[Data records for software interfaces]

= Beginning of Section =

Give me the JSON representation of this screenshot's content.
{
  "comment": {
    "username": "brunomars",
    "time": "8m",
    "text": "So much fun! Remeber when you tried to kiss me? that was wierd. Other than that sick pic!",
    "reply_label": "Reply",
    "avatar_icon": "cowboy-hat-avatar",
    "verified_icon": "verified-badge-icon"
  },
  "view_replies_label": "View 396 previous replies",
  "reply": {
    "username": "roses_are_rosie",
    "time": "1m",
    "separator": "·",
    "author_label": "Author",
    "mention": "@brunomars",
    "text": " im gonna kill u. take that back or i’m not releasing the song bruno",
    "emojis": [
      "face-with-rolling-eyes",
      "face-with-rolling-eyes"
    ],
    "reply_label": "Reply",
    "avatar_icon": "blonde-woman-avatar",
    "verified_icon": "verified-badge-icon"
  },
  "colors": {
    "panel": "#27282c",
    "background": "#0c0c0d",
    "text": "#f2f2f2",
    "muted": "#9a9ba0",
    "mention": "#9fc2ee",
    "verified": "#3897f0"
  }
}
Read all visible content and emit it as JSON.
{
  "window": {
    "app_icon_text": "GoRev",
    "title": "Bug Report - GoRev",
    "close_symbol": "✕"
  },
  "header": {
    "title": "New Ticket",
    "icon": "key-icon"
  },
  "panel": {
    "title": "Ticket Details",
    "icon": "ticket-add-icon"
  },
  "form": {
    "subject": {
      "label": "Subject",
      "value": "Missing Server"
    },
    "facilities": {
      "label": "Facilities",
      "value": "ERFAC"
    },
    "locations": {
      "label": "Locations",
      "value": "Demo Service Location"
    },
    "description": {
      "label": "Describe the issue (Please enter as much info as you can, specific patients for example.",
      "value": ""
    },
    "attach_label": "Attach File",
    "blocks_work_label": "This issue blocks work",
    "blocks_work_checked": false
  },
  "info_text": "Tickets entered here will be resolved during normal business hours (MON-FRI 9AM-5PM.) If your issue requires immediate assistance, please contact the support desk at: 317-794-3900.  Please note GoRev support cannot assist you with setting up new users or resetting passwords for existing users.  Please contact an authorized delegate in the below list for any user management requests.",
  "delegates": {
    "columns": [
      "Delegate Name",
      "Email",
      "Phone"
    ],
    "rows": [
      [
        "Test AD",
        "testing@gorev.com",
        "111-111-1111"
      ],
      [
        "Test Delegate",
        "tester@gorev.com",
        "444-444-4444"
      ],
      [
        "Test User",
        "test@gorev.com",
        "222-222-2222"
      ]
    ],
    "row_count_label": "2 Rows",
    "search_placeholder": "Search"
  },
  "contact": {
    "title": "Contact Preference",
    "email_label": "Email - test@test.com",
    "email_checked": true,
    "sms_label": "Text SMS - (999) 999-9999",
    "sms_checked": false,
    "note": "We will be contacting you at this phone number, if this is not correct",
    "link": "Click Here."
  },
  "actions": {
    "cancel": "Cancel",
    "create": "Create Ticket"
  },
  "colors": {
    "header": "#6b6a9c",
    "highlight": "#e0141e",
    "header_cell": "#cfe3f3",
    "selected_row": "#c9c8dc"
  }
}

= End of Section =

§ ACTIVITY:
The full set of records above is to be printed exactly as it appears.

§ RESULT:
Give me the JSON representation of this screenshot's content.
{
  "comment": {
    "username": "brunomars",
    "time": "8m",
    "text": "So much fun! Remeber when you tried to kiss me? that was wierd. Other than that sick pic!",
    "reply_label": "Reply",
    "avatar_icon": "cowboy-hat-avatar",
    "verified_icon": "verified-badge-icon"
  },
  "view_replies_label": "View 396 previous replies",
  "reply": {
    "username": "roses_are_rosie",
    "time": "1m",
    "separator": "·",
    "author_label": "Author",
    "mention": "@brunomars",
    "text": " im gonna kill u. take that back or i’m not releasing the song bruno",
    "emojis": [
      "face-with-rolling-eyes",
      "face-with-rolling-eyes"
    ],
    "reply_label": "Reply",
    "avatar_icon": "blonde-woman-avatar",
    "verified_icon": "verified-badge-icon"
  },
  "colors": {
    "panel": "#27282c",
    "background": "#0c0c0d",
    "text": "#f2f2f2",
    "muted": "#9a9ba0",
    "mention": "#9fc2ee",
    "verified": "#3897f0"
  }
}
Read all visible content and emit it as JSON.
{
  "window": {
    "app_icon_text": "GoRev",
    "title": "Bug Report - GoRev",
    "close_symbol": "✕"
  },
  "header": {
    "title": "New Ticket",
    "icon": "key-icon"
  },
  "panel": {
    "title": "Ticket Details",
    "icon": "ticket-add-icon"
  },
  "form": {
    "subject": {
      "label": "Subject",
      "value": "Missing Server"
    },
    "facilities": {
      "label": "Facilities",
      "value": "ERFAC"
    },
    "locations": {
      "label": "Locations",
      "value": "Demo Service Location"
    },
    "description": {
      "label": "Describe the issue (Please enter as much info as you can, specific patients for example.",
      "value": ""
    },
    "attach_label": "Attach File",
    "blocks_work_label": "This issue blocks work",
    "blocks_work_checked": false
  },
  "info_text": "Tickets entered here will be resolved during normal business hours (MON-FRI 9AM-5PM.) If your issue requires immediate assistance, please contact the support desk at: 317-794-3900.  Please note GoRev support cannot assist you with setting up new users or resetting passwords for existing users.  Please contact an authorized delegate in the below list for any user management requests.",
  "delegates": {
    "columns": [
      "Delegate Name",
      "Email",
      "Phone"
    ],
    "rows": [
      [
        "Test AD",
        "testing@gorev.com",
        "111-111-1111"
      ],
      [
        "Test Delegate",
        "tester@gorev.com",
        "444-444-4444"
      ],
      [
        "Test User",
        "test@gorev.com",
        "222-222-2222"
      ]
    ],
    "row_count_label": "2 Rows",
    "search_placeholder": "Search"
  },
  "contact": {
    "title": "Contact Preference",
    "email_label": "Email - test@test.com",
    "email_checked": true,
    "sms_label": "Text SMS - (999) 999-9999",
    "sms_checked": false,
    "note": "We will be contacting you at this phone number, if this is not correct",
    "link": "Click Here."
  },
  "actions": {
    "cancel": "Cancel",
    "create": "Create Ticket"
  },
  "colors": {
    "header": "#6b6a9c",
    "highlight": "#e0141e",
    "header_cell": "#cfe3f3",
    "selected_row": "#c9c8dc"
  }
}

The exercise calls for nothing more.